## THE PROBLEM
Report every line of the material that contains the string "project".

## DATA SUPPLIED

------------------------------------------------------------------------

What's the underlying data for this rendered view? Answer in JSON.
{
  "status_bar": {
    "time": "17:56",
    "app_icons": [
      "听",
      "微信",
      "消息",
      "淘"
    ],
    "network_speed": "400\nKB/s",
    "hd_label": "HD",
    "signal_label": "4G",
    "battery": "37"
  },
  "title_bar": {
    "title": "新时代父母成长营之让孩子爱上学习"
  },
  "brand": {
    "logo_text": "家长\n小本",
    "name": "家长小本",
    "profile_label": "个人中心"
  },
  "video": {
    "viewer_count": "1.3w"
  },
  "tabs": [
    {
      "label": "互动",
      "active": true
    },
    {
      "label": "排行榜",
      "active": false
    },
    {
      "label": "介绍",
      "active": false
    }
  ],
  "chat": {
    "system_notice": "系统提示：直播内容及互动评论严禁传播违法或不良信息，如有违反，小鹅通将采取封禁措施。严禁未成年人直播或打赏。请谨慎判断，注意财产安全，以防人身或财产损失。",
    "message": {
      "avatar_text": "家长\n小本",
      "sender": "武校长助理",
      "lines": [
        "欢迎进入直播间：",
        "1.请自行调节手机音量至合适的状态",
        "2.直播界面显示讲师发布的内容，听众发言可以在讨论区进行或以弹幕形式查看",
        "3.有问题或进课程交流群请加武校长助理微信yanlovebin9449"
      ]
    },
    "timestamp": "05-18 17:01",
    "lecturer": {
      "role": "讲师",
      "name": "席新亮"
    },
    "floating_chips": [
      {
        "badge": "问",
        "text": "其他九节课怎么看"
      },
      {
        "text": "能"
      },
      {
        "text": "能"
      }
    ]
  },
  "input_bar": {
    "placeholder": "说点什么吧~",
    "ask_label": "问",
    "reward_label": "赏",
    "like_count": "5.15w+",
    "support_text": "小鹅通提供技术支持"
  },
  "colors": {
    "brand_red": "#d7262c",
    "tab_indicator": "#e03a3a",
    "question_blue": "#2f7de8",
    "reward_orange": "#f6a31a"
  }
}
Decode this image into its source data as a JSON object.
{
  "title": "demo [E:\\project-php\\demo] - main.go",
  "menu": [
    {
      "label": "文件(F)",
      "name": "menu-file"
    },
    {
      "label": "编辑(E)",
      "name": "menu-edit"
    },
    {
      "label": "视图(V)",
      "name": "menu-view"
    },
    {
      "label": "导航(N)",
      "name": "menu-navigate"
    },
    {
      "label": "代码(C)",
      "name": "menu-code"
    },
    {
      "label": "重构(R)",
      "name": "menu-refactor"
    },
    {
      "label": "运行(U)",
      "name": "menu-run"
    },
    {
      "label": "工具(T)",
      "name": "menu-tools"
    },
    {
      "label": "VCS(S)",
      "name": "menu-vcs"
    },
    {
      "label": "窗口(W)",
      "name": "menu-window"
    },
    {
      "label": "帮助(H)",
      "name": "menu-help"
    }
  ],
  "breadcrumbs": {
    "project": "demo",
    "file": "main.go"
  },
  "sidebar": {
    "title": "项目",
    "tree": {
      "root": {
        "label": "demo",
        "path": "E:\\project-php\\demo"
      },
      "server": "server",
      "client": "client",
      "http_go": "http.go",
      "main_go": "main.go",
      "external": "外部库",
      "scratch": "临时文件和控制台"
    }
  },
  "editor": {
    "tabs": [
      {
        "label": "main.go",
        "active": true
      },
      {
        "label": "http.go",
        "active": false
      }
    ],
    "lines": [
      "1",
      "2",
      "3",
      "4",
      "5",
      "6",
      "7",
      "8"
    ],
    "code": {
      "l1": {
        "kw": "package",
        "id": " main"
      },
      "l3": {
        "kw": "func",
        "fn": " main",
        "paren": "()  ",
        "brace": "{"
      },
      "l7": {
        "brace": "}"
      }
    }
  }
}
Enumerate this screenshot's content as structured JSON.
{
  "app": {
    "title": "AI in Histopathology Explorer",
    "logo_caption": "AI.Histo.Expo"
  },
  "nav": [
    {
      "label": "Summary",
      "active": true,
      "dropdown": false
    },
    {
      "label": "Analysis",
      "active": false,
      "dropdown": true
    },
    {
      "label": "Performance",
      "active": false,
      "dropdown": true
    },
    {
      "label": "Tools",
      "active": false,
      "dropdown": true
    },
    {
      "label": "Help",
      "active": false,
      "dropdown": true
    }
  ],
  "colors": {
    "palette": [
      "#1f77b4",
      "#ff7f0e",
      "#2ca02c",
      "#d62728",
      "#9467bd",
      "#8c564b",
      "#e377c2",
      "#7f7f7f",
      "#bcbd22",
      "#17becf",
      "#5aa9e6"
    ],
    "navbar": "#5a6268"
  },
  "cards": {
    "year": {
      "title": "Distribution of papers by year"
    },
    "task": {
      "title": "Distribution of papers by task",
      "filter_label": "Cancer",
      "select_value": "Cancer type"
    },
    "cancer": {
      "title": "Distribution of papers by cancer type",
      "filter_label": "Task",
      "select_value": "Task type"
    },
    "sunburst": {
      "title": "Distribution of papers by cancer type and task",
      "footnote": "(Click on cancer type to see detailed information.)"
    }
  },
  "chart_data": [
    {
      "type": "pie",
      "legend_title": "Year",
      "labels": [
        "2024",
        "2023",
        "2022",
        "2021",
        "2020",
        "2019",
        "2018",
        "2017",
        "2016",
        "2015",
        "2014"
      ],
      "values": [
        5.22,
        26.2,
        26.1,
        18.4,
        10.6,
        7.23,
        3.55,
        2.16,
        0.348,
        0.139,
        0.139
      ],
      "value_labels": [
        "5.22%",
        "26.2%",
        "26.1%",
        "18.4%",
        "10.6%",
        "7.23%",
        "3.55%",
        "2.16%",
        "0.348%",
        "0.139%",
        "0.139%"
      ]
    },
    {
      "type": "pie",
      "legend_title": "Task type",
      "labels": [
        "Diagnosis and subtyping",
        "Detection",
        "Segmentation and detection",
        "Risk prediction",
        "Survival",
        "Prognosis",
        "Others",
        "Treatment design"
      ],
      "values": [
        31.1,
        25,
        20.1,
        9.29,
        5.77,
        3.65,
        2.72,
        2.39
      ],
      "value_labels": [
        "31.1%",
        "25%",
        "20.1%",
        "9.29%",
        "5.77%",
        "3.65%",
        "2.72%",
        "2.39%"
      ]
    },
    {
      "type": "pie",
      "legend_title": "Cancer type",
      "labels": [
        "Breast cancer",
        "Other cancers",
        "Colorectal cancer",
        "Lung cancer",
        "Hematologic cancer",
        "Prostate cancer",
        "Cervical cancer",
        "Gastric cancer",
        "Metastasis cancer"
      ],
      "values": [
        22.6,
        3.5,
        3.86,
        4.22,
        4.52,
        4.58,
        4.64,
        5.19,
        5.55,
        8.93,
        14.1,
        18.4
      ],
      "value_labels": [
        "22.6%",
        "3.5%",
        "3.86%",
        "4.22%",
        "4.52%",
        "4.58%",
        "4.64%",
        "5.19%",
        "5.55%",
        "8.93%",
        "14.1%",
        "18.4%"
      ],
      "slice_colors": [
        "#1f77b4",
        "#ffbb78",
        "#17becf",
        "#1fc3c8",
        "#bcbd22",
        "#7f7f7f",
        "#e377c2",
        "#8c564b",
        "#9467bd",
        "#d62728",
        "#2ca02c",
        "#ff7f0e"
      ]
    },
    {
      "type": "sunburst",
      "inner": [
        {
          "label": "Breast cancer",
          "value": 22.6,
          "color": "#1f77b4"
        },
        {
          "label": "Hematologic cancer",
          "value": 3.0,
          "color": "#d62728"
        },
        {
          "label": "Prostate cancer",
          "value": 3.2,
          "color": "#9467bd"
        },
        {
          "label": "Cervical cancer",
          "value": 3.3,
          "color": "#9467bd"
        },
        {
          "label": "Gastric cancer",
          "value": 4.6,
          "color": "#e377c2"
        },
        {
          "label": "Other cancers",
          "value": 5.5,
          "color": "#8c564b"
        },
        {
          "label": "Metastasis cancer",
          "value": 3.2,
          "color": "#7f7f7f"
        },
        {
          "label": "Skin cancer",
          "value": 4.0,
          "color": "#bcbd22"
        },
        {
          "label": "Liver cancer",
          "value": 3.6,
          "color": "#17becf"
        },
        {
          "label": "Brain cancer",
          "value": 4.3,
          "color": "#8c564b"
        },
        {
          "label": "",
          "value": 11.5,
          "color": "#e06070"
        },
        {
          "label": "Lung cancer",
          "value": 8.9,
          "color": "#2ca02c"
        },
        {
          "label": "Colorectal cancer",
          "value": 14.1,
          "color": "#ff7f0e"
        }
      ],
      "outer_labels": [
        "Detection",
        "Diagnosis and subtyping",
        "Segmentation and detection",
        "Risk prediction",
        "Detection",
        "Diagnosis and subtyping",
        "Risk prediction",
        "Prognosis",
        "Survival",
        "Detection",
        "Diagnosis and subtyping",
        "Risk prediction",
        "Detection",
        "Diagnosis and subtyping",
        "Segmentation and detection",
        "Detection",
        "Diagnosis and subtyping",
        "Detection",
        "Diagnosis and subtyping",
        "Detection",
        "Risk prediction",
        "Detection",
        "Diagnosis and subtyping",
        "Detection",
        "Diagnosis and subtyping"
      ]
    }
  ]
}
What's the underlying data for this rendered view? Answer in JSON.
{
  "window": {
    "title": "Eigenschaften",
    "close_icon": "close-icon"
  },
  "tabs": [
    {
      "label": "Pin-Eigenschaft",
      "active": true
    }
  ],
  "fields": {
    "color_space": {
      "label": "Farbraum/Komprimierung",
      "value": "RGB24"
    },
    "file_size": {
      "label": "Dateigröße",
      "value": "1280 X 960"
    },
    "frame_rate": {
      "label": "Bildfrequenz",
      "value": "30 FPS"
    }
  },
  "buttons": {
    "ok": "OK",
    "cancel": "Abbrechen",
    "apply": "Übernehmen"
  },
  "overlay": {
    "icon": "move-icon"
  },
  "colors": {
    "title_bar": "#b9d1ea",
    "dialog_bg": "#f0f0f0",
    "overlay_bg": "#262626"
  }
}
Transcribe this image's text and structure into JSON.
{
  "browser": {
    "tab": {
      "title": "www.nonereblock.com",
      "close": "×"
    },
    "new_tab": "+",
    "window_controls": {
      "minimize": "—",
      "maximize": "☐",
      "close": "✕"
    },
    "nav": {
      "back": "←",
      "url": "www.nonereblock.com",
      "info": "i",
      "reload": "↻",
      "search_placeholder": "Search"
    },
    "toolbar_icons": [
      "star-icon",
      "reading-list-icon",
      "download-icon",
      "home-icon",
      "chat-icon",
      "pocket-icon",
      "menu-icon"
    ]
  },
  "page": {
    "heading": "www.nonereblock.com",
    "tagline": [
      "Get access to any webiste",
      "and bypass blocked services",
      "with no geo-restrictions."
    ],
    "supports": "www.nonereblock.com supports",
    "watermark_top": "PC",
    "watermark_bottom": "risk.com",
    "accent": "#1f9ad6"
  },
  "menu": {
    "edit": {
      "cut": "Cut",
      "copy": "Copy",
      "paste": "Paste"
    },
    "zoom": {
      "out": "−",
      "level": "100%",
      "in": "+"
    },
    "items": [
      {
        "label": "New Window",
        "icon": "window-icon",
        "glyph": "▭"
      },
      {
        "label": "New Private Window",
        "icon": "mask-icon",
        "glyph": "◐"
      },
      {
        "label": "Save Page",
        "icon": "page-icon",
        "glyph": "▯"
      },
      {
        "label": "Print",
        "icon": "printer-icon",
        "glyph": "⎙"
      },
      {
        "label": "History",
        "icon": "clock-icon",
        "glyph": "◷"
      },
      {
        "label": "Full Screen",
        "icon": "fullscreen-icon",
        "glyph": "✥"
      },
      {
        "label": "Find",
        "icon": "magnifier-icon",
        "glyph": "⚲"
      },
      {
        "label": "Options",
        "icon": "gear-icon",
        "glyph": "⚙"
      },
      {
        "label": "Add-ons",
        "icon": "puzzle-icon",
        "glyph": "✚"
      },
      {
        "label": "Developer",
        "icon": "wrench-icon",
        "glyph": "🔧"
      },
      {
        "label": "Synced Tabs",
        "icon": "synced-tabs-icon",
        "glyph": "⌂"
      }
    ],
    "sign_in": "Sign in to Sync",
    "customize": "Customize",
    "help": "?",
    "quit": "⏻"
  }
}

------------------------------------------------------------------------

## OUTPUT
  "title": "demo [E:\\project-php\\demo] - main.go",
    "project": "demo",
        "path": "E:\\project-php\\demo"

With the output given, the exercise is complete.